Amid the newspapers’ recent gloom of approaching economic recession, political skullduggery and our planet’s resources being rapidly depleted, I read of David Hockney’s gift of his massive ‘Bigger Trees Near Warter’ to the Tate Gallery, and my heart lifted.
(The photo is from the BBC’s site, where they have a detailed report of Hockney’s gift)
It’s an enormous painting (forty feet by fifteen feet) and an enormous gift to the nation, which I look forward (enormously…) to being able to see one day.
The painting’s made up of fifty panels, painted on site, and assembled.
What a thing this will be to inspect. But what could it teach me now?
I’ve recently concluded a project where I needed to give the client a complete ‘picture’ of their current situation and where they might get to.
What I delivered to them was all in words. But as I interviewed people, examined the meaning of what they said, researched what the client’s competitors, partners and customers thought, and delivered my report, I had in mind David Hockney’s painting. I tried to faithfully represent each factor that had been considered, just as every panel had been painted, and tried to present a coherent overall picture of what was going on, just as Hockney assembled his painting.
I very much doubt that my client looked at my report and thought “You know, he must have been inspired by Hockney when he wrote this”. But that’s not the point.
Carrying through into my work, which often results in words on a page, the inspiration I get from things which are seen, felt, heard or tasted makes just as much sense to me as trying to use other people’s words on a page or screen. It keeps things fresh.
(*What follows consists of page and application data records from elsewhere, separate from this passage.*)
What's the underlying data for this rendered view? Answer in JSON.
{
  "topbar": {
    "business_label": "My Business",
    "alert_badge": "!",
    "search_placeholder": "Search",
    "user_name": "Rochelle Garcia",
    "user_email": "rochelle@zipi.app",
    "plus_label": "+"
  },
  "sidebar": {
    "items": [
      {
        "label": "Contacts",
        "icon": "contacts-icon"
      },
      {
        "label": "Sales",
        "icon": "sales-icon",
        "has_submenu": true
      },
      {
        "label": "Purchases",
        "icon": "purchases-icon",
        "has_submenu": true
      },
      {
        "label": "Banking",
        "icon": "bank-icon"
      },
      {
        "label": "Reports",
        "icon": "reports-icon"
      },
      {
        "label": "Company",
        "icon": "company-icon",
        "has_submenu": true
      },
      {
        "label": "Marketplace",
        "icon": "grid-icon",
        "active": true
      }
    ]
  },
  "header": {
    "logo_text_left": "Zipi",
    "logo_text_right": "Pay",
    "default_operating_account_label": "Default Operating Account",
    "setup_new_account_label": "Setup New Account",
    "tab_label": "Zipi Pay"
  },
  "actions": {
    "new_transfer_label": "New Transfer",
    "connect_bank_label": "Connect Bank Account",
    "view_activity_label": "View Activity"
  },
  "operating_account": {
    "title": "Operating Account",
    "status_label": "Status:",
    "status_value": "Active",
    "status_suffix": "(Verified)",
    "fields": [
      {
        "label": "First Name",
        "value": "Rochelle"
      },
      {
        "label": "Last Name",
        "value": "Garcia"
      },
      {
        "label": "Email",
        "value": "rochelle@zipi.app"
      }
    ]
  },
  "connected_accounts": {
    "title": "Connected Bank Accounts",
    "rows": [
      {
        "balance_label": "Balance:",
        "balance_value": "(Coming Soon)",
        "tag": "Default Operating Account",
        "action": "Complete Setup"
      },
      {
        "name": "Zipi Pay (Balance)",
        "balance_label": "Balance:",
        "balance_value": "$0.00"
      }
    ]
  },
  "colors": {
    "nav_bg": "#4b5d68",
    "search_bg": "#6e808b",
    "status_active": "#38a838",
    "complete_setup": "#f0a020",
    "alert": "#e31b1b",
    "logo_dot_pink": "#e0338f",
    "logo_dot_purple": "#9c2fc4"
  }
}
Be a receptor. Figure out how to use influences from media outside the one you work in.
Oh, and go to see ‘Bigger Trees Near Warter’ when it’s installed in the Tate. Please.